World Reacts to Clinton's Pro-Gay Rights Speech
Secretary of State Hillary Clinton’s announcement in Geneva Tuesday night that the U.S. would be marketing gay rights as an international issue sparked both praise and criticisms from nations around the world, particularly from those in Africa.
According to President Obama, the U.S. plans on using foreign aid to “promote and protect the human rights of lesbian, gay, and transgender persons.” This means that America will ramp up legal, financial, and moral support to gay groups or individuals around the globe who are facing threats.
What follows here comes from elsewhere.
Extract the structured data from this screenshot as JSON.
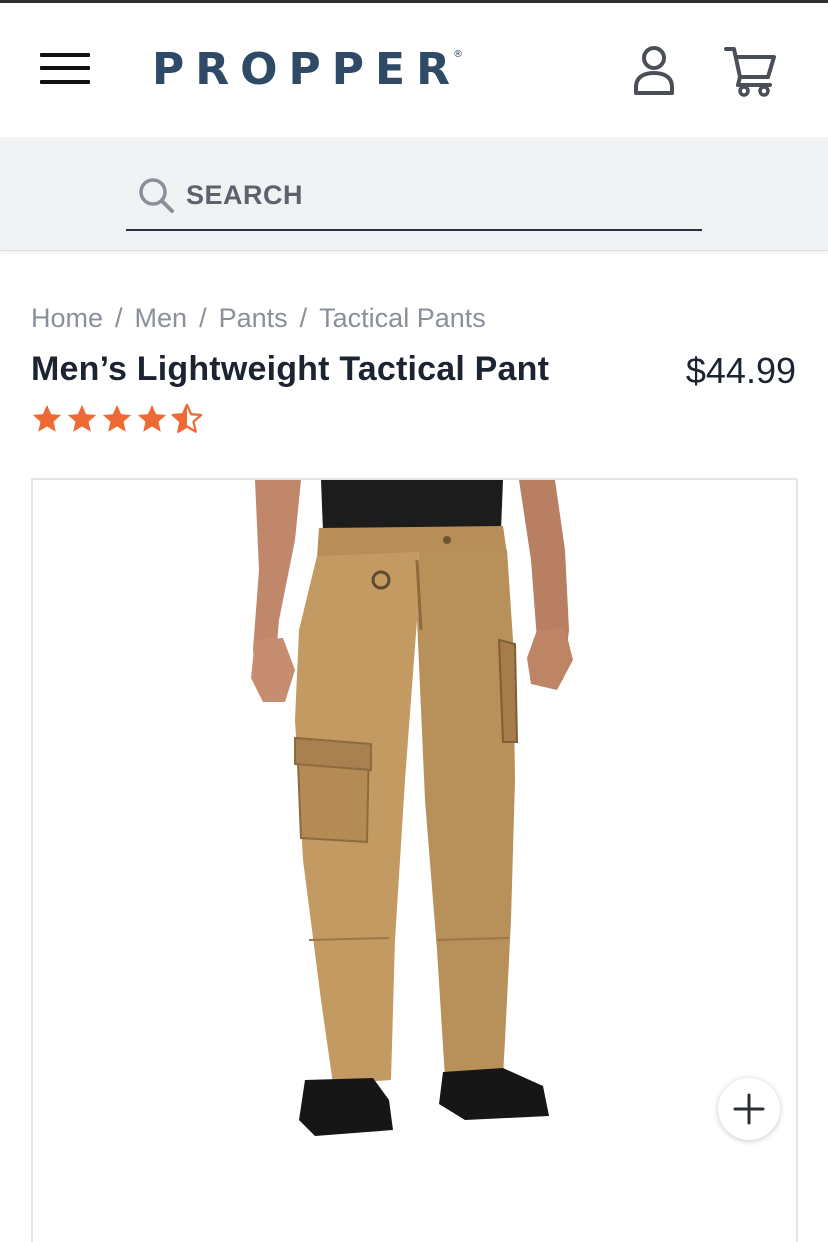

Obama also added that asylum in the U.S. will be offered to people forced to flee homophobic persecutions.
In sub-Saharan Africa, homophobia is widespread and most African countries have come out denouncing Clinton’s initiative. For example, Nigeria reacted so strongly against Clinton’s gay rights speech that it added more anti-gay offenses to the already long list. The current bill states that same-sex kissing in public is punishable by up to 10 years in prison.
Nigeria isn’t the only country with strict anti-gay laws such as this. If they choose not to cooperate with the gay rights agenda of the Obama administration, here is a list of countries that could see a deduction of U.S. foreign assistance, some of which carry the death penalty for homosexuality:
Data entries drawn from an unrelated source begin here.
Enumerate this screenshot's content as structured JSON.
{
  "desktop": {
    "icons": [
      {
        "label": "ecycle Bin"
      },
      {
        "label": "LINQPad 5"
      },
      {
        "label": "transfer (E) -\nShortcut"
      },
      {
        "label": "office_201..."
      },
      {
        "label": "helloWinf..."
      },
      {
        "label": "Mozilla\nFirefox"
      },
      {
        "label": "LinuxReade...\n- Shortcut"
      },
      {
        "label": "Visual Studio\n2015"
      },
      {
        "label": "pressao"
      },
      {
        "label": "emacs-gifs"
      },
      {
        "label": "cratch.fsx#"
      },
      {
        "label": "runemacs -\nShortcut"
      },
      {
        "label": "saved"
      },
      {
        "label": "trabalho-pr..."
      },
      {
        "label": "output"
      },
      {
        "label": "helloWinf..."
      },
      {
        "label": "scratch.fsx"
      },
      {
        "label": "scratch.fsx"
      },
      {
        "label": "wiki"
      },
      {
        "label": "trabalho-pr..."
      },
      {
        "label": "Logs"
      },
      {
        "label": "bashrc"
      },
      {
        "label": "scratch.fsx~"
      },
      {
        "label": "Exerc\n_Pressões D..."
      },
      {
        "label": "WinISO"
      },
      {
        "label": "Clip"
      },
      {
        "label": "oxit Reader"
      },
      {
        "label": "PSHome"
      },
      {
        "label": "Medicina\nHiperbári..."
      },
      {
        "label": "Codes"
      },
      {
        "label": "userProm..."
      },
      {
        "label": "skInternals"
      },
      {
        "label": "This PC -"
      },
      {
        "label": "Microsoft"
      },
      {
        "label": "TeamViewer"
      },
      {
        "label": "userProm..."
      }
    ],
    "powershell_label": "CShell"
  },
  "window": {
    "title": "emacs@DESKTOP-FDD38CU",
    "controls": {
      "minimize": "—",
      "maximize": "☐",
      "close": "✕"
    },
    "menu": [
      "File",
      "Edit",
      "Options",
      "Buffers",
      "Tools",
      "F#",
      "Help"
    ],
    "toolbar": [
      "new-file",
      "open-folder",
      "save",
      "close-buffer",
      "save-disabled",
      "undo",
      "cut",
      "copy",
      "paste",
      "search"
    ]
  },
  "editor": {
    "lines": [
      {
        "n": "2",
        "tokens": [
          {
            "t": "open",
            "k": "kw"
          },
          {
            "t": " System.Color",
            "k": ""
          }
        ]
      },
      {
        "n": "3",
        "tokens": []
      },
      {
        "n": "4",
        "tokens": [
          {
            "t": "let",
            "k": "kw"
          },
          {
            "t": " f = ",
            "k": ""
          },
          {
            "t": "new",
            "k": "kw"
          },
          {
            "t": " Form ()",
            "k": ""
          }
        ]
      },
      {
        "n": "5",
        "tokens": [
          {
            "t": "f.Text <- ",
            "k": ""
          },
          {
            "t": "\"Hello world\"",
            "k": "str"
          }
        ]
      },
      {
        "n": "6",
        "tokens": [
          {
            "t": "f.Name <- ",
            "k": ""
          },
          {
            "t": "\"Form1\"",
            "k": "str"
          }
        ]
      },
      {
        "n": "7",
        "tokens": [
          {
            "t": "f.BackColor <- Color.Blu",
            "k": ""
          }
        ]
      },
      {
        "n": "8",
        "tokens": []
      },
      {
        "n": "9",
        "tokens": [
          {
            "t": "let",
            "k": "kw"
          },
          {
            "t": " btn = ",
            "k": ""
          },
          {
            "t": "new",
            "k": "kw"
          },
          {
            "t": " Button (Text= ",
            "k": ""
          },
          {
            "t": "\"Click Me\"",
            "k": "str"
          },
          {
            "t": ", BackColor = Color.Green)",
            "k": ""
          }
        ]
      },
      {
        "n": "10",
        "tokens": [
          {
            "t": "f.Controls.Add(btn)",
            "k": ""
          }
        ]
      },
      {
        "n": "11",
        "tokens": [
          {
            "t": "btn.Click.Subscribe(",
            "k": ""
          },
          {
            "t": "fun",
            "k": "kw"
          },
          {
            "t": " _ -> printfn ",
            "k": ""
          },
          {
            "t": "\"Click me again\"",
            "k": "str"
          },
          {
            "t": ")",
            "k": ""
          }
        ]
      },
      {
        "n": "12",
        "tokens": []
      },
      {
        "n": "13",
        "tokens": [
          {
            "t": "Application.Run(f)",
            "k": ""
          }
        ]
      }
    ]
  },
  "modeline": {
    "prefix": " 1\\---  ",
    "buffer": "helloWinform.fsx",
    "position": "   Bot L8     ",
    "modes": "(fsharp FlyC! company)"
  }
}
Algeria, Angola, Botswana, Cameroon, Egypt, Gambia, Ghana, Guinea, Lesoto, Liberia, Libya, Malawi, Mauritania, Mauritius, Morocco, Nigeria, Senegal, Sierra, Leone, Somalia, South Sudan, Sudan, Swaziland, Tanzania, Togo, Tunisia, Uganda, Zambia, and Zimbabwe.
“I don’t like her tone, at all,” John Nagenda, senior adviser to Uganda’s president, Yoweri Museveni, told The Christian Science Monitor speaking of Clinton’s speech.
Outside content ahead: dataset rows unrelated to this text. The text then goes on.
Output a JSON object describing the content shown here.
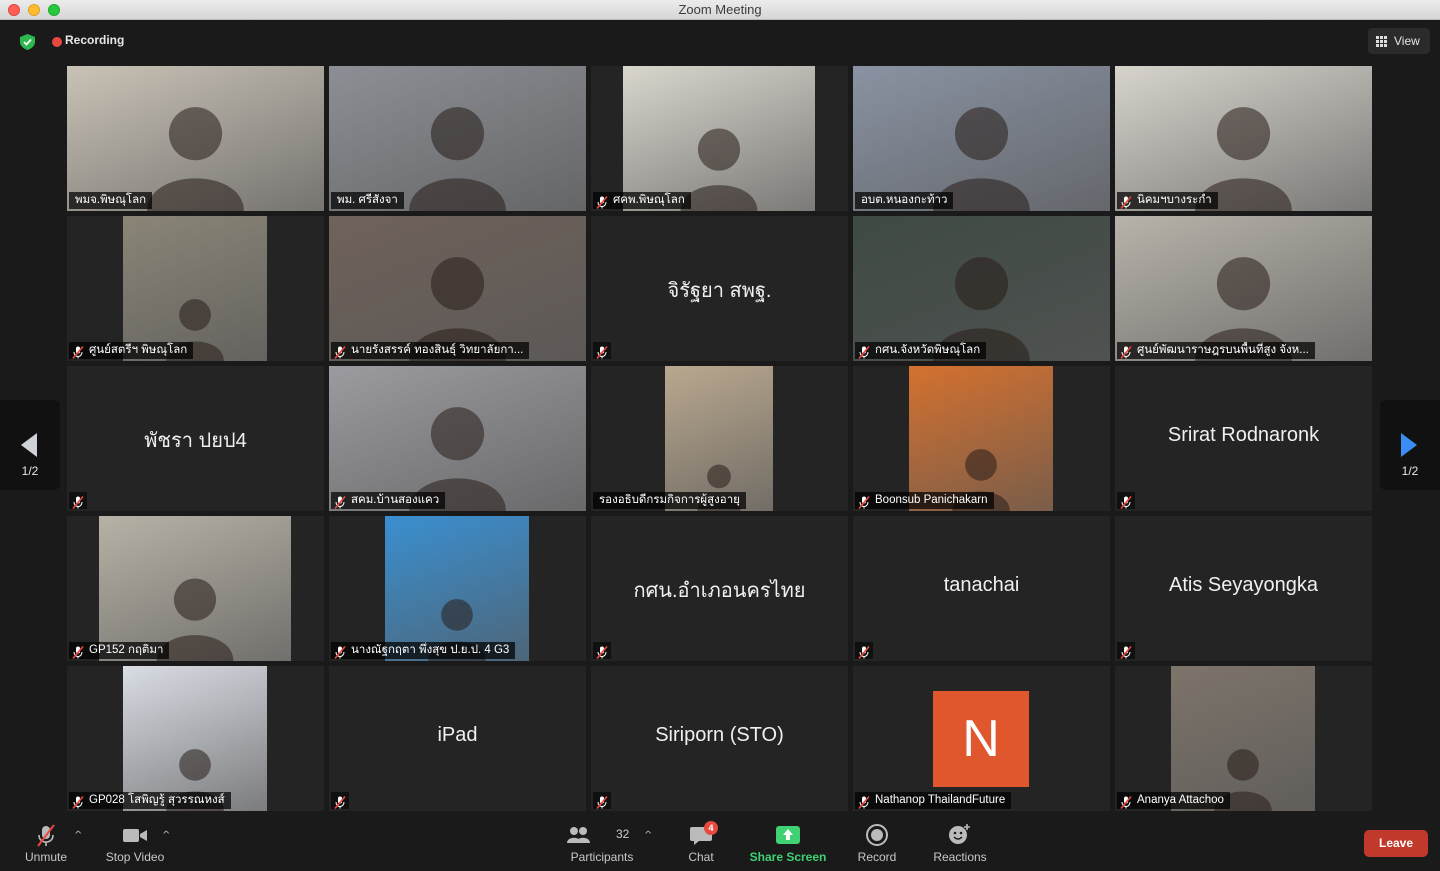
{
  "window": {
    "title": "Zoom Meeting"
  },
  "topbar": {
    "recording_label": "Recording",
    "view_label": "View"
  },
  "nav": {
    "page_left": "1/2",
    "page_right": "1/2"
  },
  "participants": [
    {
      "name": "พมจ.พิษณุโลก",
      "video": true,
      "muted": false,
      "bg": "#c9c2b6"
    },
    {
      "name": "พม. ศรีสังจา",
      "video": true,
      "muted": false,
      "bg": "#8c8f95"
    },
    {
      "name": "ศคพ.พิษณุโลก",
      "video": true,
      "muted": true,
      "bg": "#d9d6cd"
    },
    {
      "name": "อบต.หนองกะท้าว",
      "video": true,
      "muted": false,
      "active": true,
      "bg": "#8a93a3"
    },
    {
      "name": "นิคมฯบางระกำ",
      "video": true,
      "muted": true,
      "bg": "#d7d4cc"
    },
    {
      "name": "ศูนย์สตรีฯ พิษณุโลก",
      "video": true,
      "muted": true,
      "bg": "#8a8577"
    },
    {
      "name": "นายรังสรรค์ ทองสินธุ์ วิทยาลัยกา...",
      "video": true,
      "muted": true,
      "bg": "#6f625a"
    },
    {
      "display": "จิรัฐยา สพฐ.",
      "video": false,
      "muted": true
    },
    {
      "name": "กศน.จังหวัดพิษณุโลก",
      "video": true,
      "muted": true,
      "bg": "#3f4a44"
    },
    {
      "name": "ศูนย์พัฒนาราษฎรบนพื้นที่สูง จังห...",
      "video": true,
      "muted": true,
      "bg": "#b7b3aa"
    },
    {
      "display": "พัชรา ปยป4",
      "video": false,
      "muted": true
    },
    {
      "name": "สคม.บ้านสองแคว",
      "video": true,
      "muted": true,
      "bg": "#9b9ba0"
    },
    {
      "name": "รองอธิบดีกรมกิจการผู้สูงอายุ",
      "video": true,
      "muted": false,
      "bg": "#b9a88f"
    },
    {
      "name": "Boonsub Panichakarn",
      "video": true,
      "muted": true,
      "bg": "#d4712f"
    },
    {
      "display": "Srirat Rodnaronk",
      "video": false,
      "muted": true
    },
    {
      "name": "GP152 กฤติมา",
      "video": true,
      "muted": true,
      "bg": "#b7b2a6"
    },
    {
      "name": "นางณัฐกฤตา พึ่งสุข ป.ย.ป. 4 G3",
      "video": true,
      "muted": true,
      "bg": "#3a8fd0"
    },
    {
      "display": "กศน.อำเภอนครไทย",
      "video": false,
      "muted": true
    },
    {
      "display": "tanachai",
      "video": false,
      "muted": true
    },
    {
      "display": "Atis Seyayongka",
      "video": false,
      "muted": true
    },
    {
      "name": "GP028 โสพิญรู้ สุวรรณหงส์",
      "video": true,
      "muted": true,
      "bg": "#d9dde4"
    },
    {
      "display": "iPad",
      "video": false,
      "muted": true
    },
    {
      "display": "Siriporn (STO)",
      "video": false,
      "muted": true
    },
    {
      "name": "Nathanop ThailandFuture",
      "video": false,
      "avatar_letter": "N",
      "muted": true
    },
    {
      "name": "Ananya Attachoo",
      "video": true,
      "muted": true,
      "bg": "#7d746a"
    }
  ],
  "toolbar": {
    "unmute": "Unmute",
    "stop_video": "Stop Video",
    "participants_label": "Participants",
    "participants_count": "32",
    "chat": "Chat",
    "chat_badge": "4",
    "share_screen": "Share Screen",
    "record": "Record",
    "reactions": "Reactions",
    "leave": "Leave"
  },
  "colors": {
    "accent_green": "#3fd173",
    "leave_red": "#c0392b",
    "active_outline": "#e3e35a",
    "avatar_orange": "#e0572e"
  }
}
“I’m amazed she’s not looking to her own country and lecturing them first, before she comes to say these things which she knows are very sensitive issues in so many parts of the world, not least Africa.”
Nagenda said homosexuality in his country is taboo. “[I]t’s something anathema to Africans, and I can say that this idea of Clinton’s, of Obama’s, is something that will be seen as abhorrent in every country on the continent that I can think of.”
In South and Central America, most headlines regarding the speech took the viewpoint that Obama’s policies have been hijacked, or at least heavily influenced, by gay rights activists.
One headline on the front of Venezuela’s El Universal newspaper reads (translated from Spanish): "The rights of gay, lesbian, bisexual and transgender people are at the heart of [America's] foreign policy." A translated version of the article goes on to imply that this policy shift has something to do with electoral votes for the upcoming 2012 presidential election.
"Obama has taken several policy measures to please the gay rights activists, a key group among voters in the Democratic Party, including the final repeal gay taboo in the Army, putting end a law that barred gays declare their sexual preference," the article reads.
Europe and Asia took a more straightforward news approach to Clinton’s speech, both noting that this may be hard for the U.S. to implement considering a lot of key allies seem to be lacking in the gay rights department, most strikingly Turkey and Saudi Arabia.
There is, perhaps unsurprisingly, not much news coming out of the Middle East region in regards to Clinton’s pro-gay rights speech.